Provided records:
══════
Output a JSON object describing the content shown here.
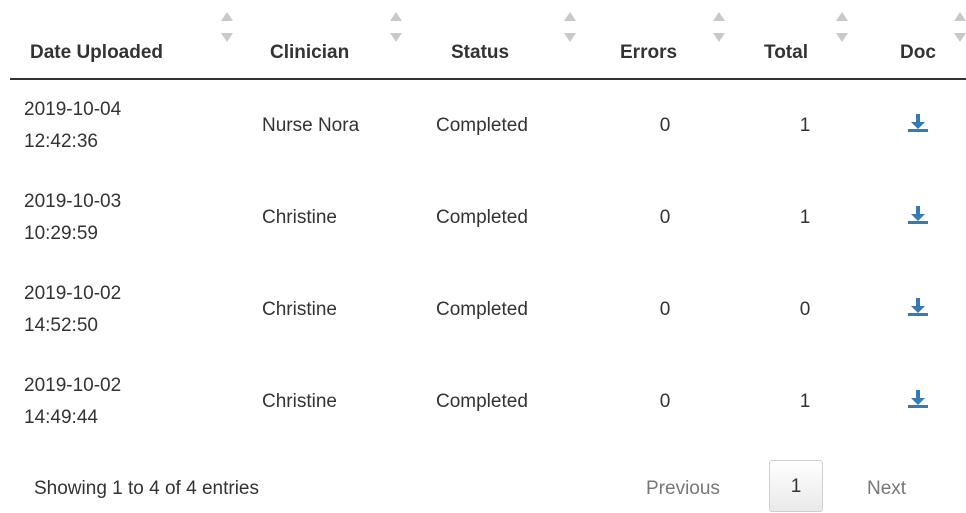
{
  "table": {
    "columns": [
      {
        "label": "Date Uploaded"
      },
      {
        "label": "Clinician"
      },
      {
        "label": "Status"
      },
      {
        "label": "Errors"
      },
      {
        "label": "Total"
      },
      {
        "label": "Doc"
      }
    ],
    "rows": [
      {
        "date": "2019-10-04",
        "time": "12:42:36",
        "clinician": "Nurse Nora",
        "status": "Completed",
        "errors": "0",
        "total": "1",
        "doc_icon": "download-icon"
      },
      {
        "date": "2019-10-03",
        "time": "10:29:59",
        "clinician": "Christine",
        "status": "Completed",
        "errors": "0",
        "total": "1",
        "doc_icon": "download-icon"
      },
      {
        "date": "2019-10-02",
        "time": "14:52:50",
        "clinician": "Christine",
        "status": "Completed",
        "errors": "0",
        "total": "0",
        "doc_icon": "download-icon"
      },
      {
        "date": "2019-10-02",
        "time": "14:49:44",
        "clinician": "Christine",
        "status": "Completed",
        "errors": "0",
        "total": "1",
        "doc_icon": "download-icon"
      }
    ]
  },
  "footer": {
    "info": "Showing 1 to 4 of 4 entries",
    "pagination": {
      "previous": "Previous",
      "current_page": "1",
      "next": "Next"
    }
  },
  "colors": {
    "icon": "#337ab7",
    "sort_arrow": "#c9c9c9",
    "header_rule": "#333333"
  }
}
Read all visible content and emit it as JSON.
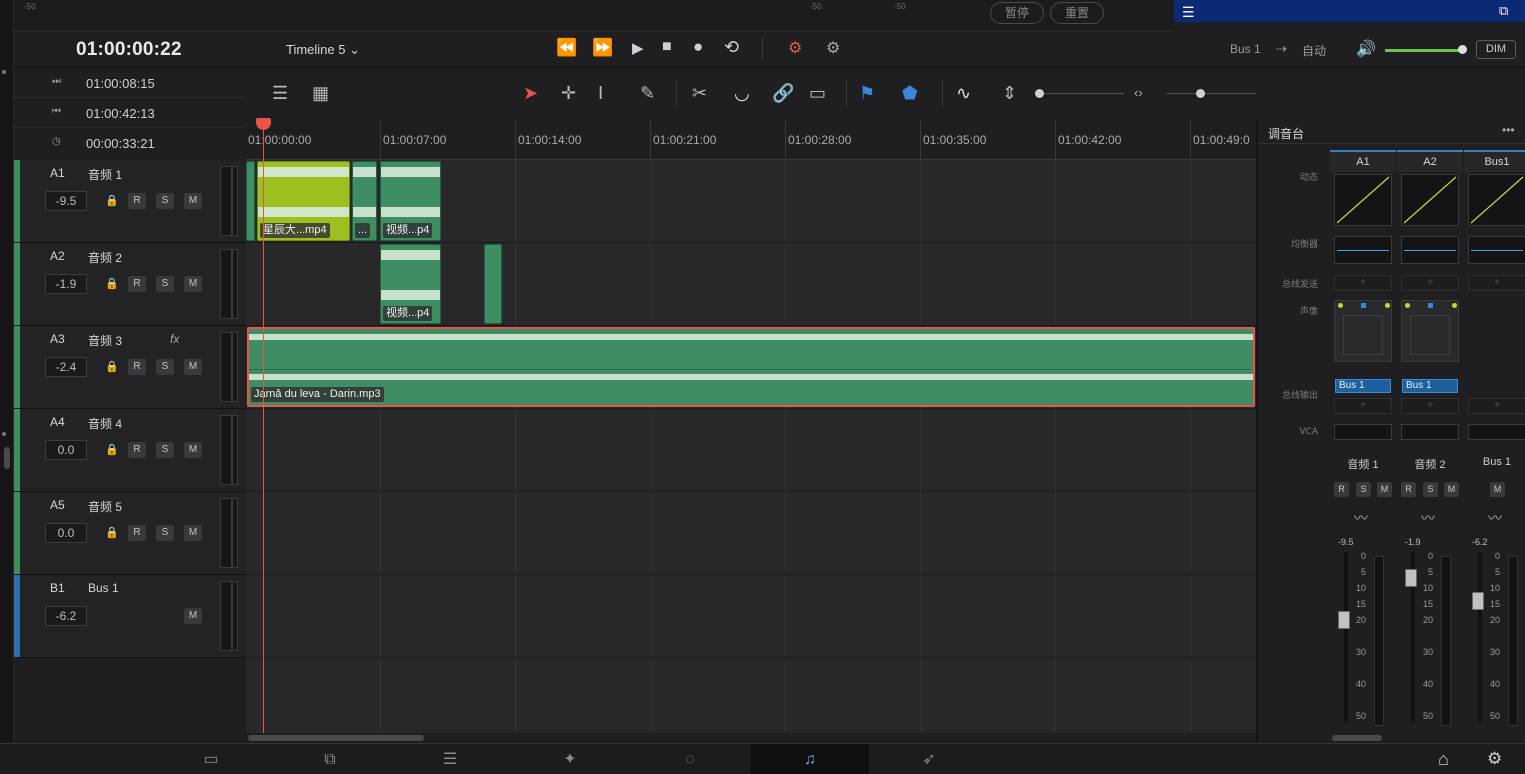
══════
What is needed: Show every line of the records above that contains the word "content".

Output of the task:
Output a JSON object describing the content shown here.
Read all visible content and emit it as JSON.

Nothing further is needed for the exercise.